Further, in doing so, he has shown himself to be nothing more than a calculating political opportunist of the worst sort—one who believes the voting public so daft they might actually buy a statement like the one he just released.
As I wrote yesterday, I don’t care one way or the other, personally, about whether or not Marcotte and McEwan are allowed to keep their josb. That’s Edwards’ call. And from a blogging perspective, I suppose Edwards’ decision is good news.
But let’s not confuse the effect with the rationale—which is both risible and insulting. Because were it really never Marcotte’s intent to malign anyone’s faith, she probably wouldn’t have dedicated so many hate-filled blog posts to, you know—maligning anyone’s faith.

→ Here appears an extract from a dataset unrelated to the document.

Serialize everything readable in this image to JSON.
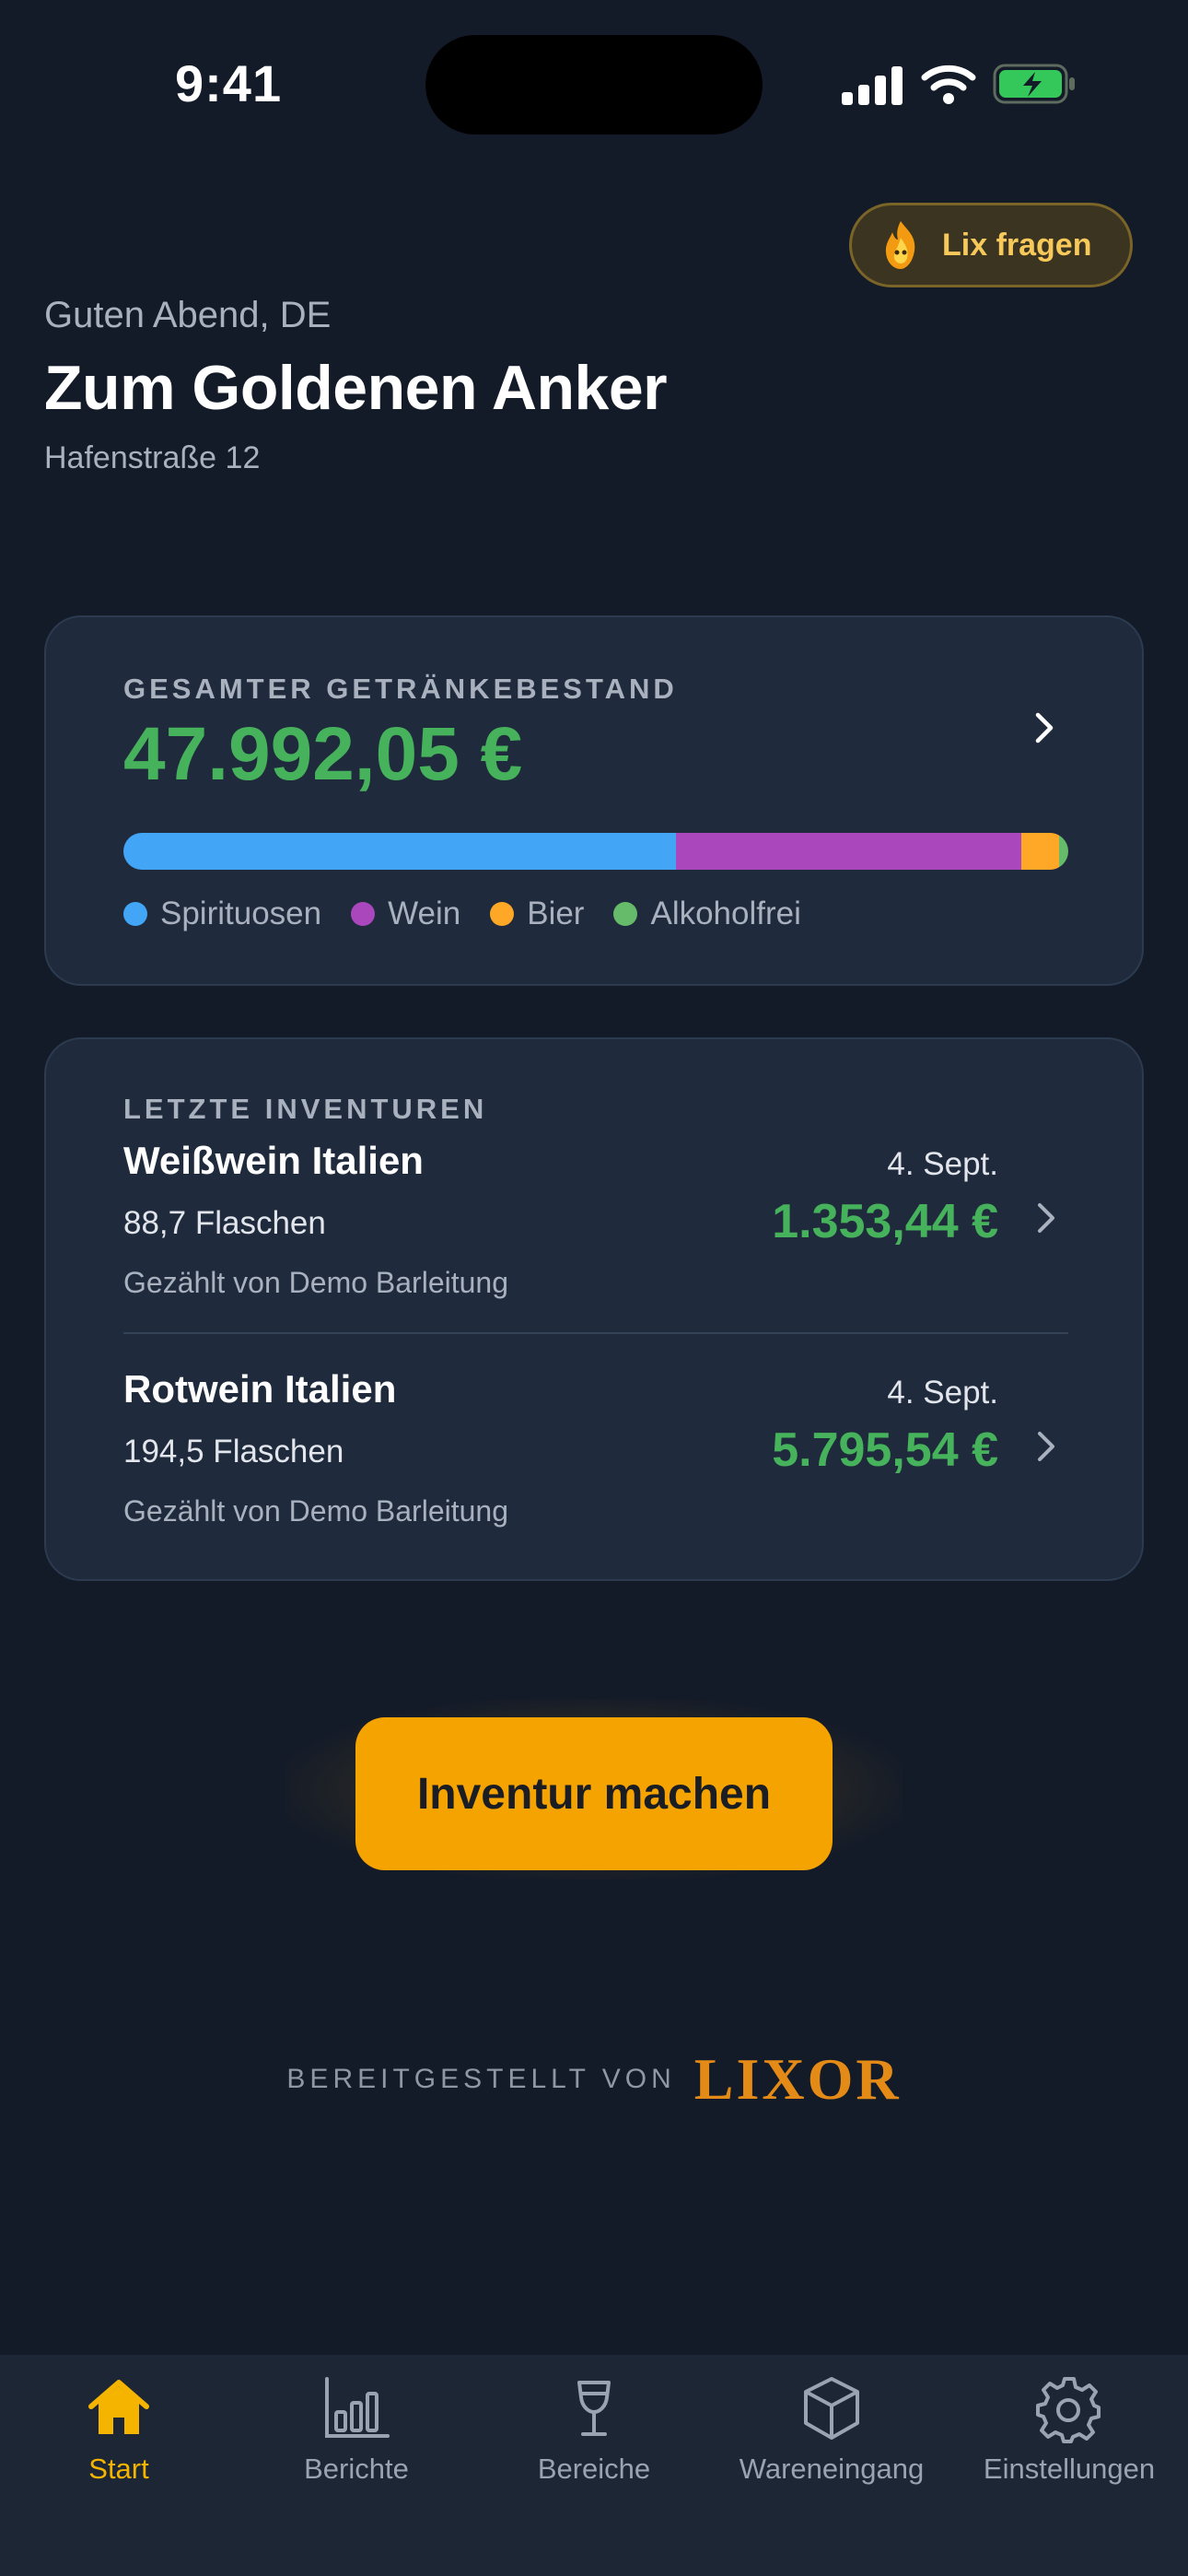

Of course it was her intent. Just as it was McEwan’s intent. And worst of all, Edwards knows it. That he has pretended to take the two at their word, in an ostentatious gesture of “trust,” is precisley the kind of staged treacle that makes people doubt the sincerity of politicians; and that both Marcotte and McEwan have assured their own personal Patriarch that they’ll behave, now that he’s promoted them to the grownups’ table, is, to put it bluntly, one of the most pathetic public surrenderings of personal integrity I’ve ever seen.
Seriously. We should feel bad for them.
That is, were we to actually believe they meant any of it. Because how this plays out for the netroots is this way: either they are cheering on an ideological sellout, or they are knowingly and happily embracing an opportunistic liar. So. Congrats to them. Once again, they’ve covered themselves in white hot sticky glory!
There is more, of course, so be sure to read the whole thing.
My take away on this is that Marcotte, McEwan, and Edwards will say or do anything it takes to attempt to preserve their limited relevance. Once the primary season is over, Marcotte's and McEwan's futile efforts will be forgotten, but their willingness to prostitute their principles for a furtive brush with greatness will last far, far longer.
At least Edwards will still have nice hair.